47. It was also agreed that without this was already covered by the commitment of the jurisdictions concerned to comply with the scoping paper for criterion 2.2. and a new commitment was not required. The following timeline should apply to the relevant jurisdictions to adopt and put into effect the necessary amendments to their legal framework so that this could be taken into account in the October 2021 listing update:
a) by 30 June 2021 for the adoption of necessary amendments;
b) by 1 July 2021 for the entry into force with a maximum 6-month transition period for existing entities.”
Whilst it can be expected that the partnership rules will not introduce any material difference in the types of activity included, the proposed extension does pose a number of practical issues surrounding the manner in which impacted partnerships would report. Given the impending deadline for the jurisdictions above to have enacted the necessary revisions to legislation, it is likely that only limited published guidance (if any) would be available before the rules take effect.
The Crown Dependencies (Isle of Man, Jersey, Guernsey) together with Bermuda, Bahamas, the Cayman Island and the British Virgin Islands had already introduced substantial changes through legislation to implement the requirement to demonstrate adequate Economic Substance with effect from 1 January 2019, along with the limited scope of substance requirements for Mauritian companies, and implementation of similar rules for companies in the United Arab Emirates, Anguilla and Barbados.
The substance requirements for Mauritius are further expanded as we consider 2020 accounting years, and the filing systems for entities in the UAE and the Marshall Islands are now operational. The new substance rules for certain entities resident in Belize and Panama also replicate some of the key principles of the existing (established) substance regimes.
With the Economic Substance rules requiring continual monitoring to identify change events, and increasing in their scope and complexity, having the ability to access information easily is more important than ever. With some companies now in the early months of year 3 of Economic Substance, certain of these projects are already out of date. Businesses should be challenging themselves on how flexible and future-proof their current substance monitoring process is. Where these substance projects have been completed manually, it may be more difficult in practice both to monitor the rate of completion of reviews, and to ensure the consistent interpretation of the rules.
Businesses should now focus on moving substance analysis away from centralised and time-intensive project teams, with an aim of embedding Economic Substance monitoring in their ‘business-as-usual’ processes. This not only empowers client facing administrators to proactively manage substance within the current year, asking themselves whether their operations have a substance consideration, and creating a ‘live’ audit trail of substance compliance across the year, but also frees up that technical resource to focus on legislative change.
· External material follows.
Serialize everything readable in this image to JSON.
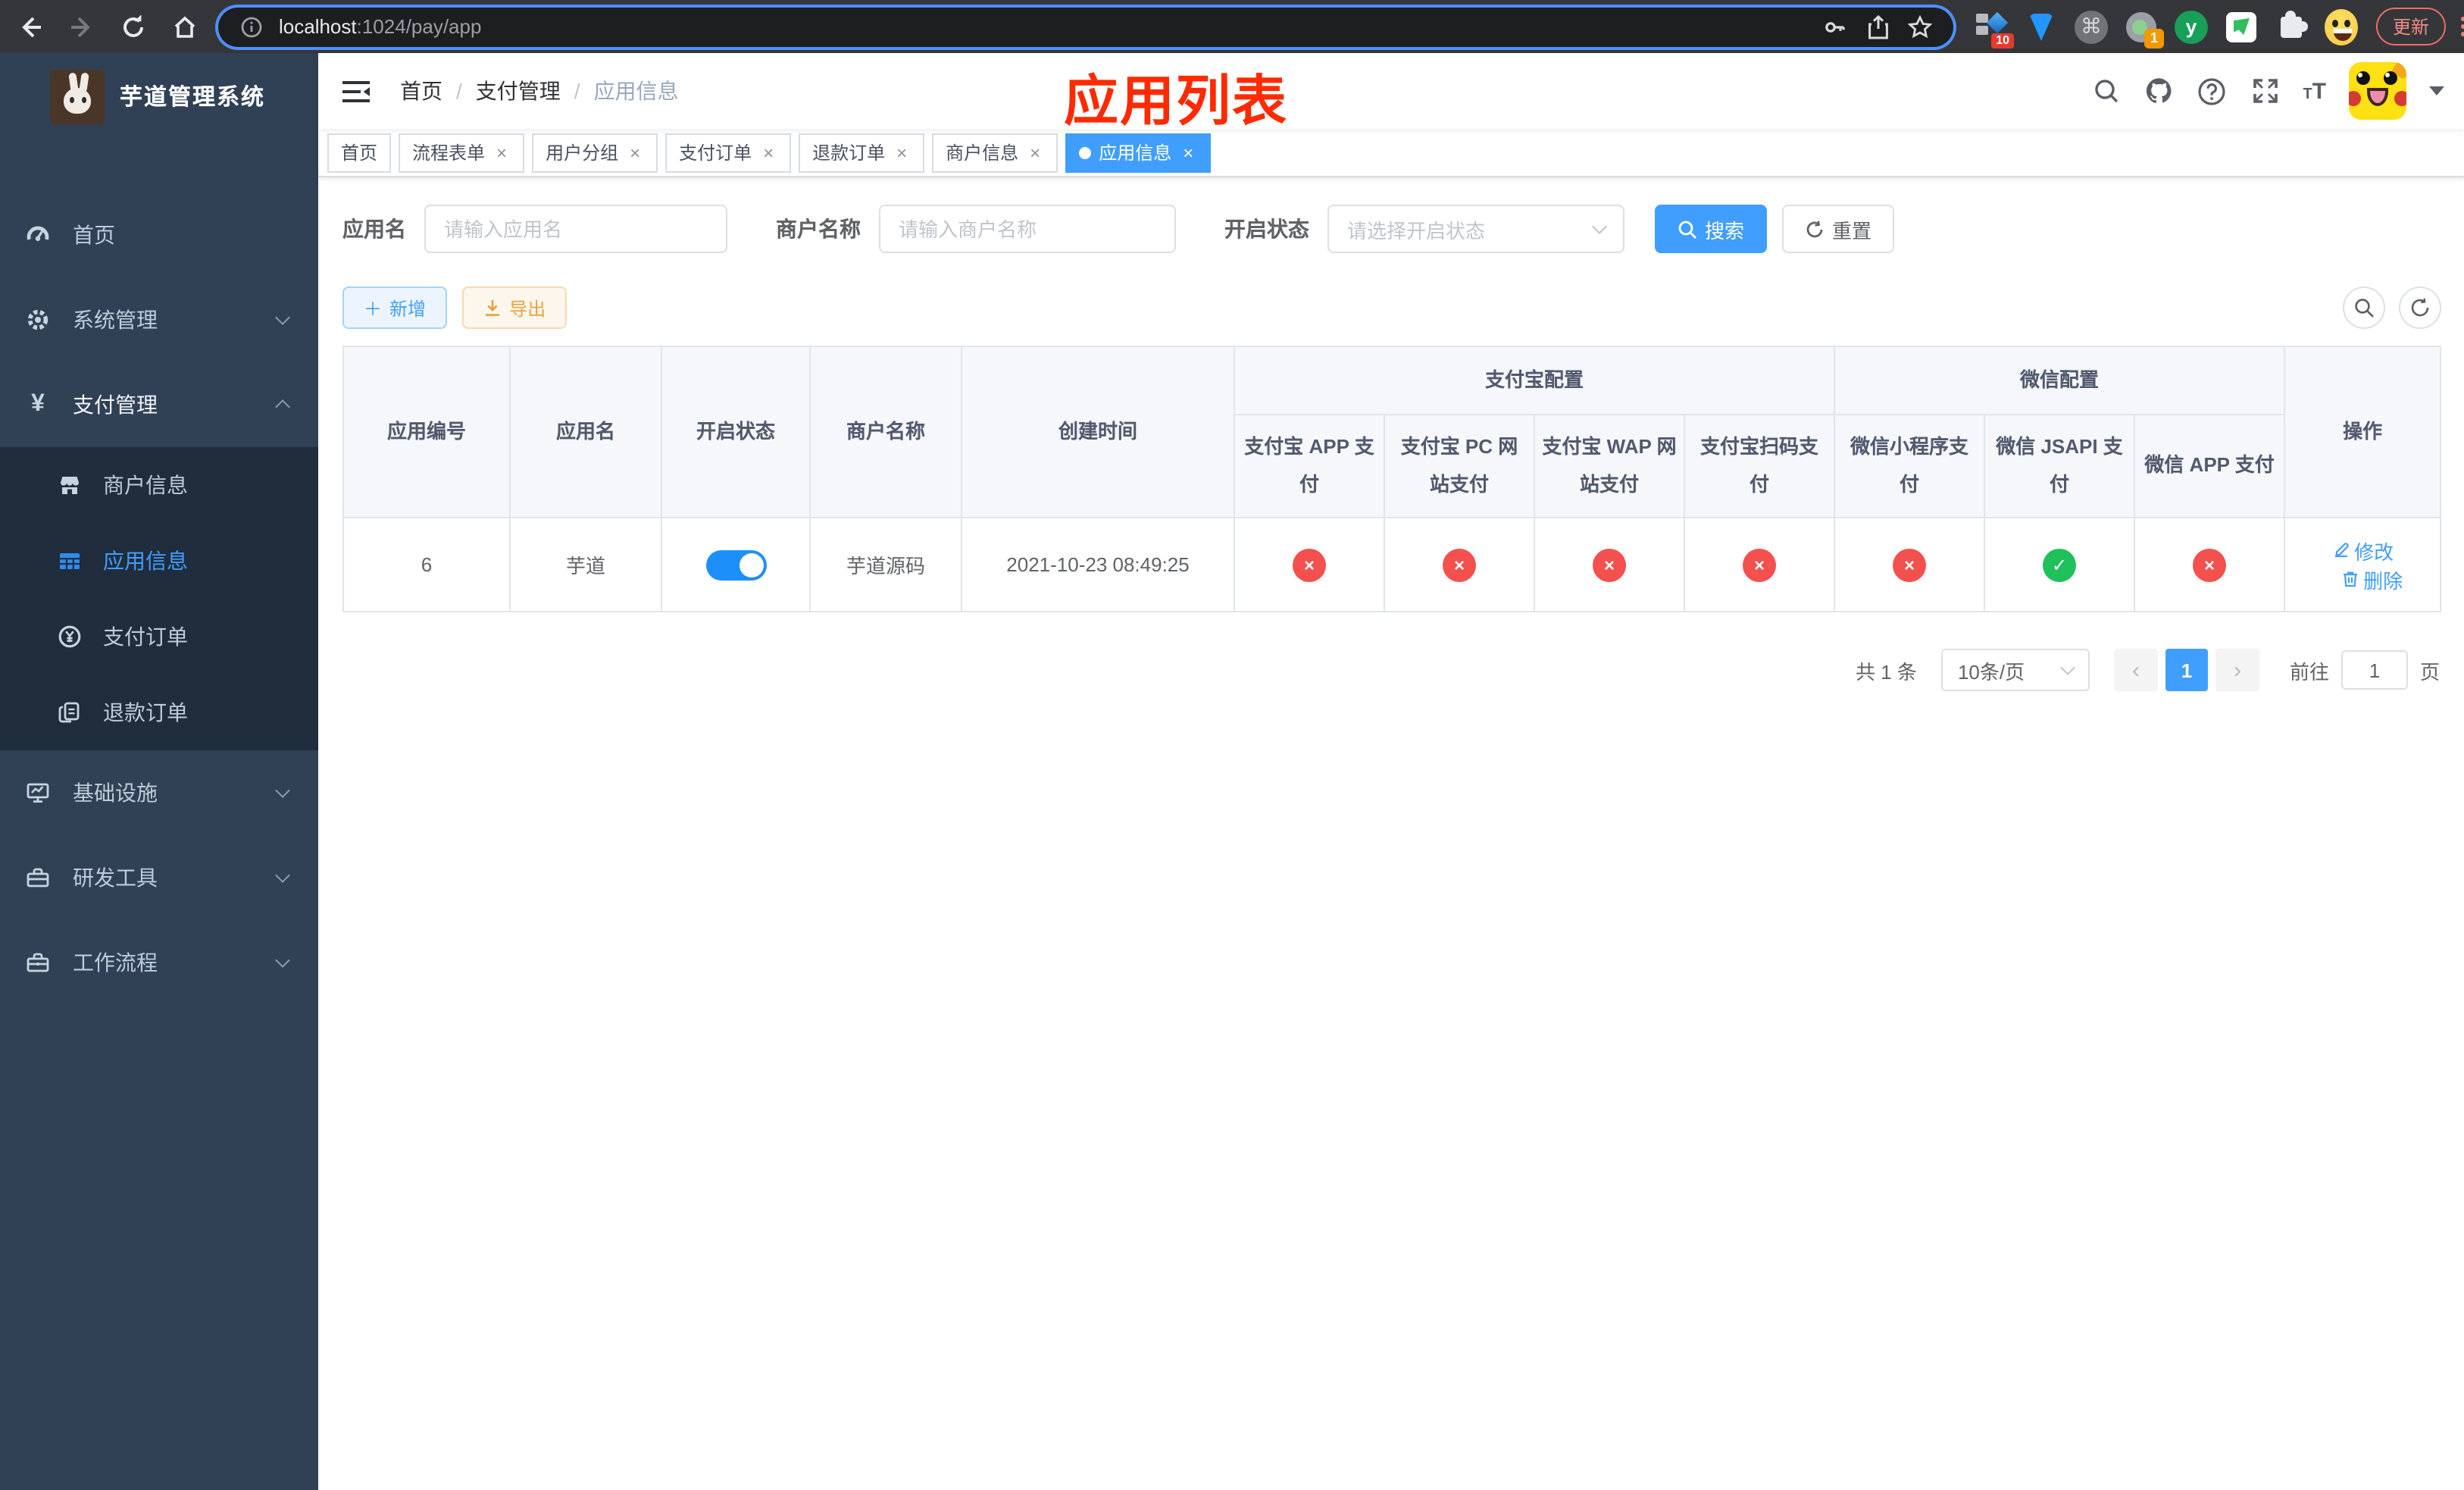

Economic Substance determination as a business process lends itself well to automation, and we strongly encourage administrators or those businesses with more complex or high volume substance obligations to consider how the right approach to automation will provide them with the confidence around their ongoing compliance.
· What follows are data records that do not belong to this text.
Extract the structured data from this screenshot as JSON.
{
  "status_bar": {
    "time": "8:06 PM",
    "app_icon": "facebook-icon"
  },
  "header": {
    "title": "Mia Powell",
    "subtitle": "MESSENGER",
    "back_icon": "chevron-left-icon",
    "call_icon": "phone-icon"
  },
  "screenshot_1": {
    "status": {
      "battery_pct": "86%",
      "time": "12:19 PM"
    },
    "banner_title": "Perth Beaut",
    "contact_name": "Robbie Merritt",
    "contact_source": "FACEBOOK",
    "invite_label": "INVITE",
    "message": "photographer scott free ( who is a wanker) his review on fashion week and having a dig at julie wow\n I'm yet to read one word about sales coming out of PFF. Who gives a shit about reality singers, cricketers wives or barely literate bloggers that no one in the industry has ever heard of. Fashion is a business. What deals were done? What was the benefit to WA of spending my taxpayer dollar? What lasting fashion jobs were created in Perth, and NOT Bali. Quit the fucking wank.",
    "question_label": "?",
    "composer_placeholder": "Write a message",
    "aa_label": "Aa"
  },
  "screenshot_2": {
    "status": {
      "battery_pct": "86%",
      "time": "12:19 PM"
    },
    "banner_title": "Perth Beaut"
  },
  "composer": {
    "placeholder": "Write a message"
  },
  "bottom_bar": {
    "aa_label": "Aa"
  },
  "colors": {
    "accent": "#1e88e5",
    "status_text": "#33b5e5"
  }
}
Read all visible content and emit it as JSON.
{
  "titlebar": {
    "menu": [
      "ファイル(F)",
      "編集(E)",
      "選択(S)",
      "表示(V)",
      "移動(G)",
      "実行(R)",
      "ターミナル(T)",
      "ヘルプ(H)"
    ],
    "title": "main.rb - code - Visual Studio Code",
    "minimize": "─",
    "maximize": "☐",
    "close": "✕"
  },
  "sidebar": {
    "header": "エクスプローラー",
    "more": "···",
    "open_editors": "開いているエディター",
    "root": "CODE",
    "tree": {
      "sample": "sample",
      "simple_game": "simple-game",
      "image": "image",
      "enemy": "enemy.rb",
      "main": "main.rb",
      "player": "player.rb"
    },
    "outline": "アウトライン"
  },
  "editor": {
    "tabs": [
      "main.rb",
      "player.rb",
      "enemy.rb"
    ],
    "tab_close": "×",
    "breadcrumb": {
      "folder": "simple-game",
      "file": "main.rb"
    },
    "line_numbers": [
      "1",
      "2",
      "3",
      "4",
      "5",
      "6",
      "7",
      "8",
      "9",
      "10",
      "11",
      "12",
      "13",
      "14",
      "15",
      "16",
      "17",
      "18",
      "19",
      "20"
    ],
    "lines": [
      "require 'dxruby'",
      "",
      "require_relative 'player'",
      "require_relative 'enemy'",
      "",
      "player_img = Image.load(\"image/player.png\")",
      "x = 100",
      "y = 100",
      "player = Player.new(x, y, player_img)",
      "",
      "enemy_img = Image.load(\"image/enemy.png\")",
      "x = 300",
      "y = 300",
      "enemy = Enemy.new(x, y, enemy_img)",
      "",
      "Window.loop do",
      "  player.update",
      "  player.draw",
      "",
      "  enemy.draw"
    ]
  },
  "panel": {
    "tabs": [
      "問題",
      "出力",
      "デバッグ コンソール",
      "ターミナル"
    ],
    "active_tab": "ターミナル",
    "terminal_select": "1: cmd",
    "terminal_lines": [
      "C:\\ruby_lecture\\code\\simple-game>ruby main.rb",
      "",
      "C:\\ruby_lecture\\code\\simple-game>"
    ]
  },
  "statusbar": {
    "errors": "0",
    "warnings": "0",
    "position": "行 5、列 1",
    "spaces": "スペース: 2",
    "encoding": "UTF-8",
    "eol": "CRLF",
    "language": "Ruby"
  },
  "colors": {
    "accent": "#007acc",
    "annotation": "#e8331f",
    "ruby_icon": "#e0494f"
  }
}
Finally, where Economic Substance business considerations and workflows have yet to be captured within formal policies and procedures, we strongly encourage businesses and administrators to begin to document their end-to-end processes, or to take stock of lessons learned and review their existing P&P documents to ensure they continue to reflect the agreed approach.
Tax Senior Manager, PwC Channel Islands
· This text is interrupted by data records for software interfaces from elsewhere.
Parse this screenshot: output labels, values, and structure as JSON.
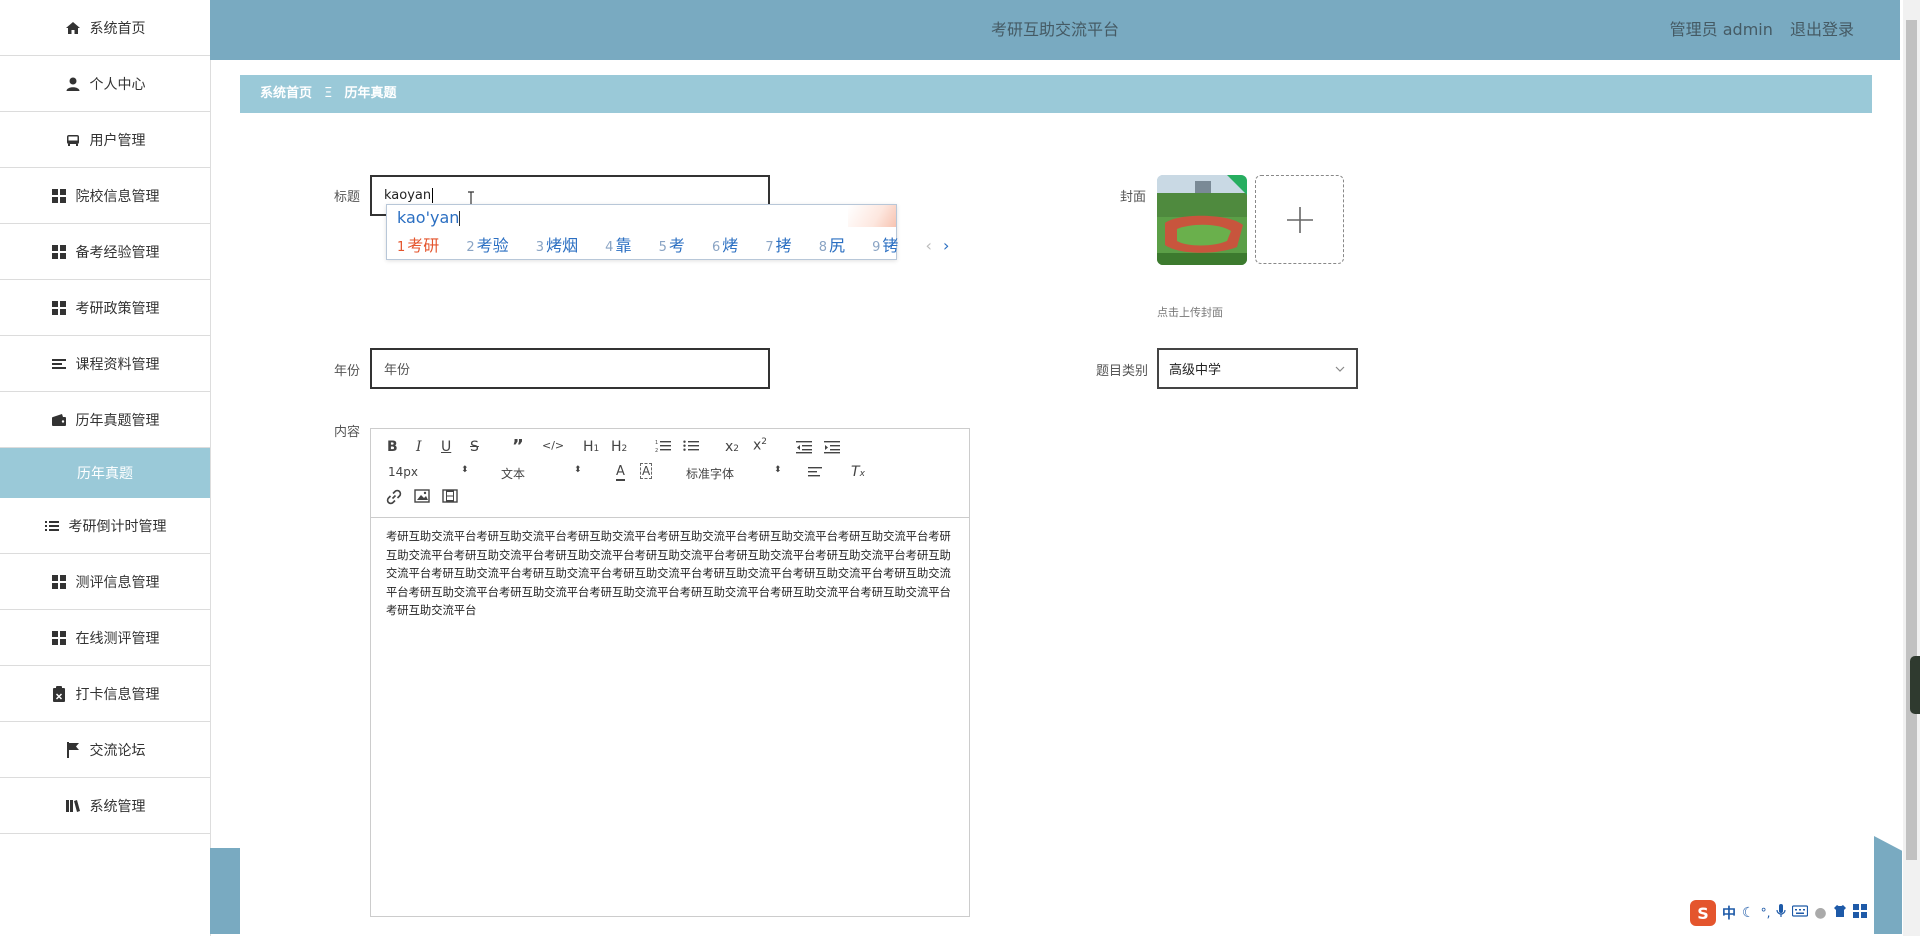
{
  "header": {
    "title": "考研互助交流平台",
    "user_label": "管理员 admin",
    "logout_label": "退出登录"
  },
  "sidebar": {
    "items": [
      {
        "label": "系统首页",
        "icon": "home-icon"
      },
      {
        "label": "个人中心",
        "icon": "user-icon"
      },
      {
        "label": "用户管理",
        "icon": "bus-icon"
      },
      {
        "label": "院校信息管理",
        "icon": "grid-icon"
      },
      {
        "label": "备考经验管理",
        "icon": "grid-icon"
      },
      {
        "label": "考研政策管理",
        "icon": "grid-icon"
      },
      {
        "label": "课程资料管理",
        "icon": "list-icon"
      },
      {
        "label": "历年真题管理",
        "icon": "wallet-icon"
      },
      {
        "label": "历年真题",
        "icon": ""
      },
      {
        "label": "考研倒计时管理",
        "icon": "list-icon"
      },
      {
        "label": "测评信息管理",
        "icon": "grid-icon"
      },
      {
        "label": "在线测评管理",
        "icon": "grid-icon"
      },
      {
        "label": "打卡信息管理",
        "icon": "clipboard-icon"
      },
      {
        "label": "交流论坛",
        "icon": "flag-icon"
      },
      {
        "label": "系统管理",
        "icon": "library-icon"
      }
    ],
    "active_index": 8
  },
  "breadcrumb": {
    "home": "系统首页",
    "separator": "Ξ",
    "current": "历年真题"
  },
  "form": {
    "title_label": "标题",
    "title_value": "kaoyan",
    "cover_label": "封面",
    "cover_hint": "点击上传封面",
    "year_label": "年份",
    "year_placeholder": "年份",
    "category_label": "题目类别",
    "category_value": "高级中学",
    "content_label": "内容"
  },
  "ime": {
    "pinyin": "kao'yan",
    "candidates": [
      {
        "num": "1",
        "text": "考研"
      },
      {
        "num": "2",
        "text": "考验"
      },
      {
        "num": "3",
        "text": "烤烟"
      },
      {
        "num": "4",
        "text": "靠"
      },
      {
        "num": "5",
        "text": "考"
      },
      {
        "num": "6",
        "text": "烤"
      },
      {
        "num": "7",
        "text": "拷"
      },
      {
        "num": "8",
        "text": "尻"
      },
      {
        "num": "9",
        "text": "铐"
      }
    ],
    "prev": "‹",
    "next": "›"
  },
  "editor": {
    "font_size": "14px",
    "block_format": "文本",
    "font_family": "标准字体",
    "content": "考研互助交流平台考研互助交流平台考研互助交流平台考研互助交流平台考研互助交流平台考研互助交流平台考研互助交流平台考研互助交流平台考研互助交流平台考研互助交流平台考研互助交流平台考研互助交流平台考研互助交流平台考研互助交流平台考研互助交流平台考研互助交流平台考研互助交流平台考研互助交流平台考研互助交流平台考研互助交流平台考研互助交流平台考研互助交流平台考研互助交流平台考研互助交流平台考研互助交流平台考研互助交流平台"
  },
  "tray": {
    "lang": "中"
  },
  "colors": {
    "header_bg": "#79aac1",
    "breadcrumb_bg": "#9ac9d8",
    "active_item_bg": "#9ac9d8",
    "ime_first": "#e4552d",
    "ime_text": "#2b6fc2"
  }
}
Tel: +44 7797 784396
Tax Senior Manager, PwC Channel Islands
Tel: +44 7911 763718
Tax Senior Manager, PwC Channel Islands
Tel: +44 7911 732257